My all-time favorite intern group was 2015, when David Bork and I had a blast and ran a smooth operation with Jimmy Lafakis, Brandon Pavlina and Logan Joza. I’ll also miss the regular Oilmen fans, like Toni Dybel and Charlie Pastorelli.
And of course, I’ve gotten to know hundreds of players over the last five seasons. I enjoyed them all, but a few favorites that come to mind are Zack Jones, Alec Olund, Cameron Linck, Andrew Lowe (who also broadcasted games with me), Zack Forney, Chase Dawson and Jake Perreira. The most fun to watch from a baseball standpoint included Enrique Zamora, Matt Pobereyko, Jimmy McNamara, Tyler Sroczynski and Stefano Belmonte.
It’s the end of a special run. I’ve seen 222 of the 238 games in team history, with all of the missed games coming during the 2012 and 2013 seasons. I’ve seen 141 of the 145 Oilmen home games. But when Opening Day 2017 hits, it’s time for someone else to take my chair.
I’m on to a new journey. Working with the Oilmen has been the greatest experience of my life. It’s spanned from the midway point of high school all the way through college as a constant.
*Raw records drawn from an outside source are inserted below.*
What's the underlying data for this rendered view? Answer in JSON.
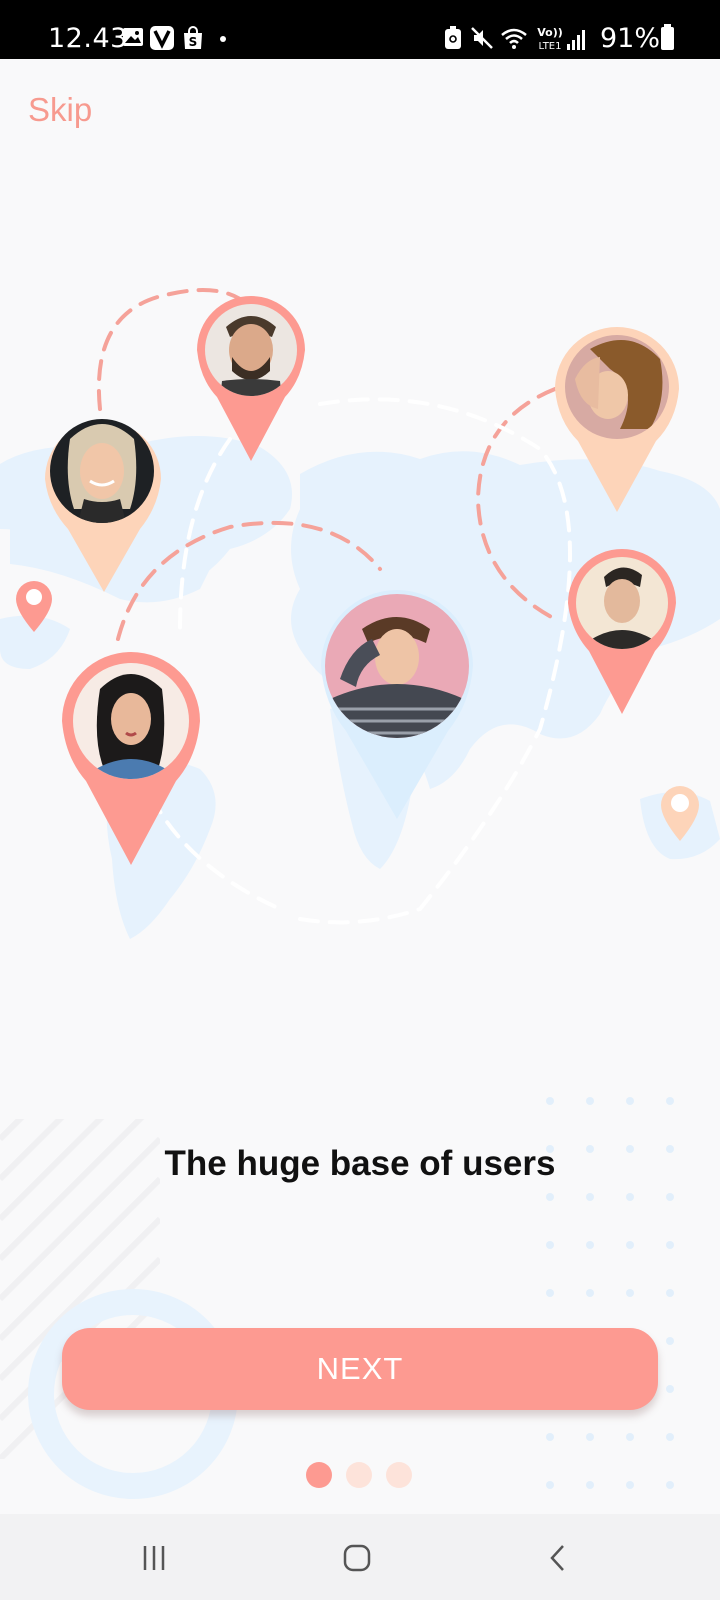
{
  "status_bar": {
    "time": "12.43",
    "battery": "91%",
    "icons": [
      "gallery-icon",
      "v-app-icon",
      "shop-icon",
      "dot-icon",
      "battery-saver-icon",
      "mute-icon",
      "wifi-icon",
      "volte-icon",
      "signal-icon",
      "battery-icon"
    ],
    "volte_label": "Vo)) LTE1"
  },
  "onboarding": {
    "skip_label": "Skip",
    "headline": "The huge base of users",
    "next_label": "NEXT",
    "page_count": 3,
    "current_page": 1
  },
  "colors": {
    "accent": "#fd9a91",
    "accent_light": "#fde3da",
    "pin_peach": "#fdd4b9",
    "map_blue": "#e6f2fd",
    "pin_blue": "#dbeefd"
  },
  "nav_bar": {
    "icons": [
      "recent-apps-icon",
      "home-icon",
      "back-icon"
    ]
  }
}
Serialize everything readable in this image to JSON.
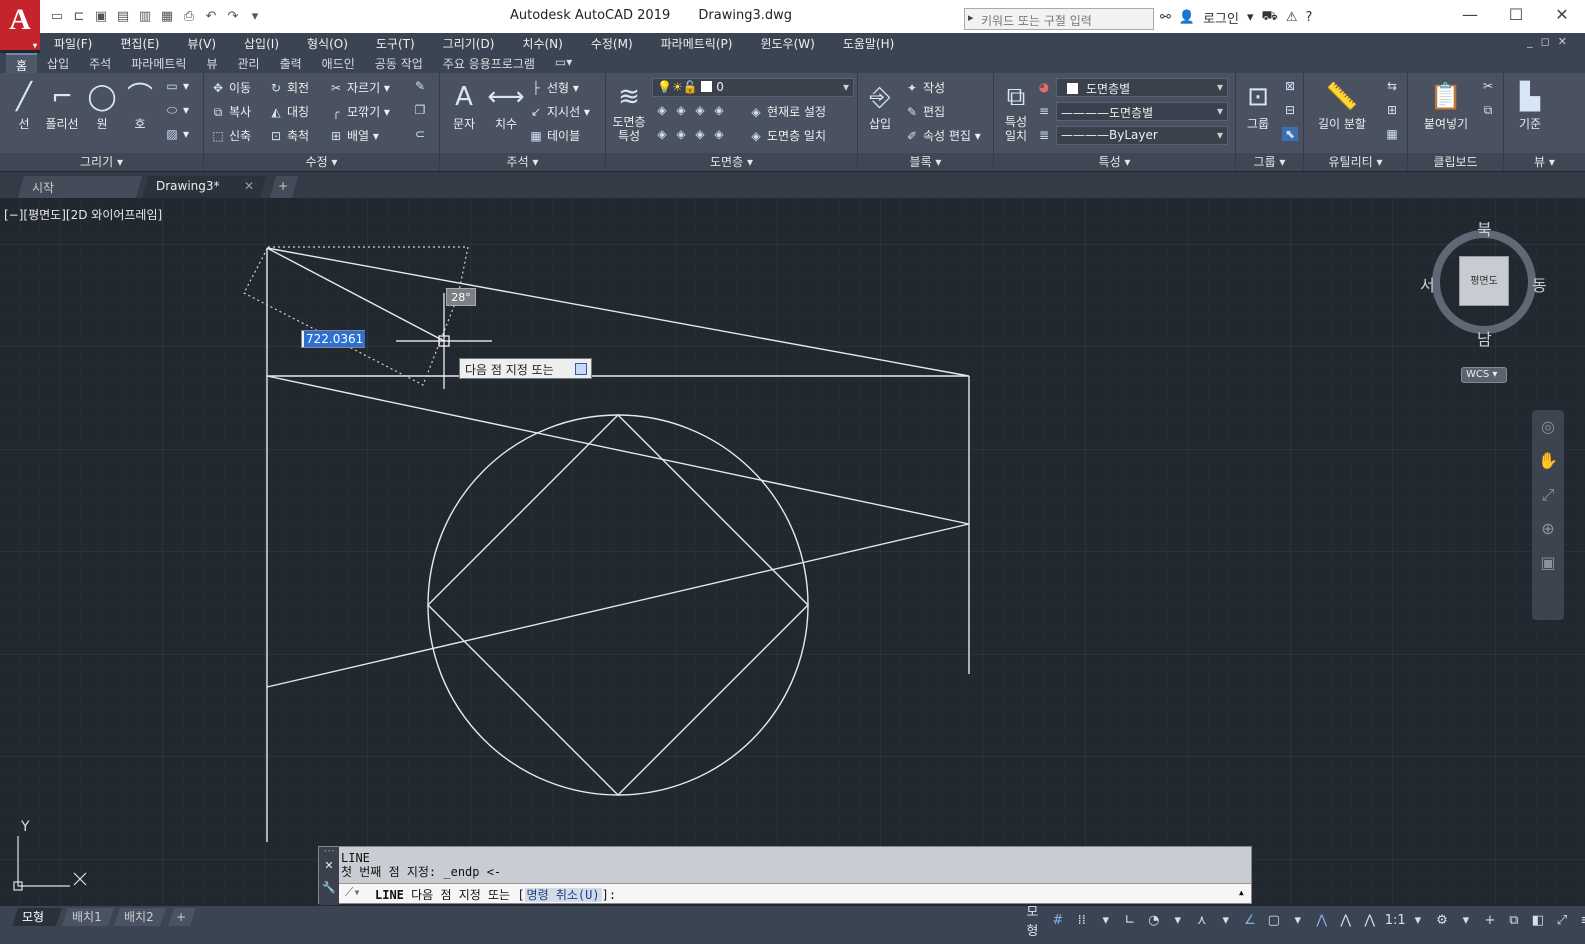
{
  "app": {
    "logo": "A",
    "title": "Autodesk AutoCAD 2019",
    "file": "Drawing3.dwg",
    "search_placeholder": "키워드 또는 구절 입력",
    "login": "로그인"
  },
  "menu": [
    "파일(F)",
    "편집(E)",
    "뷰(V)",
    "삽입(I)",
    "형식(O)",
    "도구(T)",
    "그리기(D)",
    "치수(N)",
    "수정(M)",
    "파라메트릭(P)",
    "윈도우(W)",
    "도움말(H)"
  ],
  "ribbon_tabs": [
    "홈",
    "삽입",
    "주석",
    "파라메트릭",
    "뷰",
    "관리",
    "출력",
    "애드인",
    "공동 작업",
    "주요 응용프로그램"
  ],
  "panels": {
    "draw": {
      "title": "그리기 ▾",
      "line": "선",
      "polyline": "폴리선",
      "circle": "원",
      "arc": "호"
    },
    "modify": {
      "title": "수정 ▾",
      "move": "이동",
      "rotate": "회전",
      "trim": "자르기 ▾",
      "copy": "복사",
      "mirror": "대칭",
      "fillet": "모깎기 ▾",
      "stretch": "신축",
      "scale": "축척",
      "array": "배열 ▾"
    },
    "annotation": {
      "title": "주석 ▾",
      "text": "문자",
      "dimension": "치수",
      "linear": "선형 ▾",
      "leader": "지시선 ▾",
      "table": "테이블"
    },
    "layers": {
      "title": "도면층 ▾",
      "props": "도면층 특성",
      "current_layer": "0",
      "set_current": "현재로 설정",
      "match": "도면층 일치"
    },
    "block": {
      "title": "블록 ▾",
      "insert": "삽입",
      "create": "작성",
      "edit": "편집",
      "attr_edit": "속성 편집 ▾"
    },
    "properties": {
      "title": "특성 ▾",
      "match": "특성 일치",
      "color": "도면층별",
      "linetype": "도면층별",
      "lineweight": "ByLayer"
    },
    "groups": {
      "title": "그룹 ▾",
      "group": "그룹"
    },
    "utilities": {
      "title": "유틸리티 ▾",
      "measure": "길이 분할"
    },
    "clipboard": {
      "title": "클립보드",
      "paste": "붙여넣기"
    },
    "view": {
      "title": "뷰 ▾",
      "base": "기준"
    }
  },
  "doc_tabs": [
    "시작",
    "Drawing3*"
  ],
  "viewport": {
    "label": "[−][평면도][2D 와이어프레임]",
    "angle": "28°",
    "length_value": "722.0361",
    "next_point_prompt": "다음 점 지정 또는"
  },
  "navcube": {
    "north": "북",
    "south": "남",
    "east": "동",
    "west": "서",
    "face": "평면도",
    "wcs": "WCS"
  },
  "ucs": {
    "x": "X",
    "y": "Y"
  },
  "command": {
    "history_1": "LINE",
    "history_2": "첫 번째 점 지정: _endp <-",
    "prompt_cmd": "LINE",
    "prompt_text": "다음 점 지정 또는 [",
    "prompt_option": "명령 취소(U)",
    "prompt_end": "]:"
  },
  "layout_tabs": [
    "모형",
    "배치1",
    "배치2"
  ],
  "status": {
    "model": "모형",
    "scale": "1:1"
  }
}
Now, it’s helped me land a new opportunity that I’ll begin soon.
The stories and memories from five seasons with the Northwest Indiana Oilmen are so numerous that I could write a book. Instead, I’ll close it out with a line I often use at the end of broadcasts – I hope you enjoyed.
I know I sure did.